  14. blog makeover from charles jordan of the queer chef for a WordPress design
  15. two 45 minute coaching consultations with mark mcguinness of wishful thinking.
  16. 4 hour consultation with business growth consultant rebecca caroe
  17. blog improvement or monetization advice with easton ellsworth of business blogwire
  18. copy of brand aid by brad vanauken of the blake project.
  19. 728px by 90px banner ad for 30 days above the fold on the blog experiment, courtesy of sara.
  20. 30 day text link ad shown site-wide on .

isabella mori
counselling in vancouver

the scrunchie challenge: change a habit!
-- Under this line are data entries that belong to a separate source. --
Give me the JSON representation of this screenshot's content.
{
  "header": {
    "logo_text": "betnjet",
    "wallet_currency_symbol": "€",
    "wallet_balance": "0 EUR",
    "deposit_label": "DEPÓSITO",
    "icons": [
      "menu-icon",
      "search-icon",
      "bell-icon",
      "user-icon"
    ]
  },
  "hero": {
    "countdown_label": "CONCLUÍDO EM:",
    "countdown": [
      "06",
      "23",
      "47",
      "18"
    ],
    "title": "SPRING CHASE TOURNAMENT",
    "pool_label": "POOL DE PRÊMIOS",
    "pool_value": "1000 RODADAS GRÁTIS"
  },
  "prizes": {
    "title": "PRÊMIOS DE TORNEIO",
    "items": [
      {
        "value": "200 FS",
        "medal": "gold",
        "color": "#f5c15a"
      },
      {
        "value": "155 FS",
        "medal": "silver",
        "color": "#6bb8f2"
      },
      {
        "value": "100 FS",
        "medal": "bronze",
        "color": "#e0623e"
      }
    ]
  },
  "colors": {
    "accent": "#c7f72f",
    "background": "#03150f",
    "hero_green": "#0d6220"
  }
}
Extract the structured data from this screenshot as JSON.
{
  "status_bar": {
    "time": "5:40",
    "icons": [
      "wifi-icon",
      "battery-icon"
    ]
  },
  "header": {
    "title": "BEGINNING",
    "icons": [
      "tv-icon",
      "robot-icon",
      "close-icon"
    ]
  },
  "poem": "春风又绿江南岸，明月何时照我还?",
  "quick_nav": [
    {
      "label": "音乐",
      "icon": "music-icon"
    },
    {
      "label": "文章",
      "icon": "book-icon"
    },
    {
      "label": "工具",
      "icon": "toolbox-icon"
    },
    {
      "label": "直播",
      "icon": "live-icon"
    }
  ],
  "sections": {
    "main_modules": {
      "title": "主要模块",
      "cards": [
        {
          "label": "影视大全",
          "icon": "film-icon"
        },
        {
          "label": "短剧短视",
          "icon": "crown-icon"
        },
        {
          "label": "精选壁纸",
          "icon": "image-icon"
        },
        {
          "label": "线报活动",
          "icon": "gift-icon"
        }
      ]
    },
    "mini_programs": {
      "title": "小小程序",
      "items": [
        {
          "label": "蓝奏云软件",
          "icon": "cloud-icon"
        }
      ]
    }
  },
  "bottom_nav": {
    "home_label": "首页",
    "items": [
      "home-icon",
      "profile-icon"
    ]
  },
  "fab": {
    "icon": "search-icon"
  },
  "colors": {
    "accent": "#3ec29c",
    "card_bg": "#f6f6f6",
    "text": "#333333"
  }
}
adam at the monk at work blog sent me an email about his latest blog post yesterday. i quickly glanced at it and then just marked the URL for the post. it reads because i only glanced at it, all i saw was “no complaints contest”.

hey, i thought, what a cool idea!

it turns out, though, that the contest is not about complaining – but i still think it’s a great idea. in the article, adam talks about how he’s been inspired by tim ferriss of the four-hour work week to wean himself off complaining.

you wear a wristband (i’m using a LiveStrong wristband i found), and if you complain about anything, you have to switch it to the other wrist (of course, you don’t get the pain element of a rubber band snap, but the hassle is effective enough as an awareness-builder, so far). the standard duration of a project like this is 21 days, but if you have a particularly troublesome time with it, feel free to extend it to 30 days or more.

a cool twist: you don’t have to switch the wristband if you come up with a positive solution to the situation you’re noticing.

after explaining this, adam asks,

so what’s your vice? is it negativity, complaining, or playing the victim? is it perfectionism, procrastination, or doubting yourself? do you defer to others instead of standing up for what you want, or are you chronically nice? [and another biggie, added by isabella: do you need to deal with your resentments?]
any of these would be good grounds to start a personal project. make your commitment, put on your wristband, and watch your awareness level climb!

okay then, adam! since you actually have a different contest going, i’m going to hijack this and turn it into a meme and a challenge.

and since i’m a firm believer of “walk the talk”, i’ll tell you what i’m going to work on. as i’m thinking about this i realize that it has to be a very personal habit, one that i engage in throughout the day, and which i support by negative thought patterns.

hmmm … this is taking me a while to think about … is this because i’m unaware or because i’ve eradicated most of my more blatant negative thinking patterns? oh, here i have something: when i feel ungrounded, i still often ignore that and just go on with whatever i’m doing rather than at least briefly switching to an activity that will ground me again.

instead of a wristband i think i’ll wear a scrunchie on my wrist. that’ll give me something to talk about! isabella wears a scrunchie

okay, that’s what i’ll be working on. today is the 22nd of september, so 21 days from now is october 12.

i’ll report in sporadically.

that’s my part. who else wants to take up the challenge? how about i’ll ask some of the wonderful people from the personal development list that got on to the list after i posted it? let’s pass this meme around and see what happens. and if you do use this meme, please let me know.

lorie marrero at the clutter diet blog
marion at herbal connection
max at max
patricia klingler at remarkable women speak
priya florence shah at soul kadee

of course, everyone else who wants to participate, please feel free. that includes you, my good readers, as well as adam and tim, and of course priscilla, who started the personal development blog list, and albert, who also invited me to participate.

can’t wait to see how this is going to turn out!

isabella mori
counselling in vancouver